US v. Comstock: Sexually Violent Offenders can be Held Indefinitely

US v. Comstock: Sexually Violent Offenders can be Held Indefinitely

In U.S. v. Comstock, the Supreme Court held that federal officials can indefinitely hold inmates that are considered “sexually dangerous”, even after their prison terms are complete.  In overruling the lower courts decision, the court determined that the statute is a “necessary and proper” exercise of federal authority when Congress enacted the Adam Walsh Child Protection and Safety Act, authorizing civil commitment of sexually dangerous federal inmates.

In order to meet the definition of “sexually dangerous”, there must be clear and convincing evidence that, because of a mental disease or defect, the prisoner, if released, would have serious difficulty refraining from sexually violate conduct or child molestation, and there must be a showing that neither the state in which he was confined, nor the state in which he was tried is willing to accept custody over him.

The main issue in the case what whether the Constitution grants Congress the power to issue civil commitments.  Under the 10th Amendment, the states are reserved any power that have not been granted to the federal government, either specifically or impliedly.  Implied powers arise when the federal government must take certain actions that are “necessary and proper” to effectuate one of the express powers given.

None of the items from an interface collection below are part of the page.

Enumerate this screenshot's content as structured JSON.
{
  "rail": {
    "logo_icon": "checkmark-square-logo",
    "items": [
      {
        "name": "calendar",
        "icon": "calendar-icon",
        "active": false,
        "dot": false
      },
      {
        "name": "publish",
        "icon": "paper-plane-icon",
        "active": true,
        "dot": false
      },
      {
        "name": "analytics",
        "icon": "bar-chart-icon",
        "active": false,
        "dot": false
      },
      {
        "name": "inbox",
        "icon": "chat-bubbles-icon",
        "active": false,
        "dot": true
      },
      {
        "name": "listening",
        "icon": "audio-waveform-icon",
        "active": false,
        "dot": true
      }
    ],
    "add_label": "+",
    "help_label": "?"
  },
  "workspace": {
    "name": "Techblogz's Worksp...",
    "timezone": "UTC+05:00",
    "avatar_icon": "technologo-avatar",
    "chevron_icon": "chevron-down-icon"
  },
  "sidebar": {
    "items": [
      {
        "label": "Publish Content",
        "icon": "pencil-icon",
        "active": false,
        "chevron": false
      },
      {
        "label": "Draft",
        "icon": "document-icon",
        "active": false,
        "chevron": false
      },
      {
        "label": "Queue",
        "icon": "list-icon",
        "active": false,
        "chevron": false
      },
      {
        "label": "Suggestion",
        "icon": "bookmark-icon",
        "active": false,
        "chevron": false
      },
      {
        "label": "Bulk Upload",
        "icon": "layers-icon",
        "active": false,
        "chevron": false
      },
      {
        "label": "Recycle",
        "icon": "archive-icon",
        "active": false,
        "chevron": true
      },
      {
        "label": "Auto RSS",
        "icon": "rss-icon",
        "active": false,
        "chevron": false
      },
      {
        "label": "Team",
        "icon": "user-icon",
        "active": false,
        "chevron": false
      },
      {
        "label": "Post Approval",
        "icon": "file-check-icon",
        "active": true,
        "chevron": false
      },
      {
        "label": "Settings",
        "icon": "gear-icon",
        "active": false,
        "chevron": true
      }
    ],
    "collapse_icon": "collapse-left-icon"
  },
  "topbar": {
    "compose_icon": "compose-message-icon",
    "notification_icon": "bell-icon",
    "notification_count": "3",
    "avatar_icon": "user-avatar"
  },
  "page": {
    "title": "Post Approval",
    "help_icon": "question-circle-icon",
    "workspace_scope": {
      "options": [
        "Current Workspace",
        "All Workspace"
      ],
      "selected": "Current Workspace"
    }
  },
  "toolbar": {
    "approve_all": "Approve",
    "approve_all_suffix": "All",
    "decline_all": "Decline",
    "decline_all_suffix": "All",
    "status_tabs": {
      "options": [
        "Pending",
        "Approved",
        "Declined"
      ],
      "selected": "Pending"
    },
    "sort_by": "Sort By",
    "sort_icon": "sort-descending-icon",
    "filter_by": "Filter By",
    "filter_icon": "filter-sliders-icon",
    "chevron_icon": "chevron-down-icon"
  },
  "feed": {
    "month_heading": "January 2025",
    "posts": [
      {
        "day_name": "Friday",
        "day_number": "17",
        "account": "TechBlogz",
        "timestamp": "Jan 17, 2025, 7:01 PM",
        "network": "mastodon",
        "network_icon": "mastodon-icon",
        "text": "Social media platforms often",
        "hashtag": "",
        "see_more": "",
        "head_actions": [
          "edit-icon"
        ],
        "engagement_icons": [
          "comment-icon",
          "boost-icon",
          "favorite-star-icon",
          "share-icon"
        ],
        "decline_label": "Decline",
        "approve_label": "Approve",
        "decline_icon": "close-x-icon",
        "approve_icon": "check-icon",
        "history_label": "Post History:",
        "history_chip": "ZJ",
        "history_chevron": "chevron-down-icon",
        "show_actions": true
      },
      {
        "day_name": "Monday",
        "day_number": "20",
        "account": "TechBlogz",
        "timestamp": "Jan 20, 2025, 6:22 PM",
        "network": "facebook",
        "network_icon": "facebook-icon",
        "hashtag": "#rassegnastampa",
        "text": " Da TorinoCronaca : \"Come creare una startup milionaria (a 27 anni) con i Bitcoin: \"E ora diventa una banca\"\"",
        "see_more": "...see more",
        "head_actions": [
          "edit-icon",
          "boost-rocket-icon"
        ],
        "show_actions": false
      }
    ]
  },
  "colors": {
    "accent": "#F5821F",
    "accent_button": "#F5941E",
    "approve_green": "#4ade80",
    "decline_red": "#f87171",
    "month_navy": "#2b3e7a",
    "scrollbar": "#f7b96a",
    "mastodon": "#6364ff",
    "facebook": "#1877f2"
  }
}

One of the express powers given to Congress is the power to imprison those convicted of federal crimes, and to establish a system of criminal justice to punish offenders.  The petitioners in Comstock argued, however, that the relevant Act is only applicable after completion of their applicable sentence, and in some cases a finding of sexual violence warranting increased confinement may arise out after a conviction for a crime that was not sexual in nature.  However, the Court determined that the power to confine prisoners in the first place also carried the implied power to take account of other safety issues regarding their release back into society.  It cited, for example, the power of the federal government to maintain custody over a prisoner who has communicated a disease that threatens others.

U.S. v. Comstock, 2010 WL 1946729.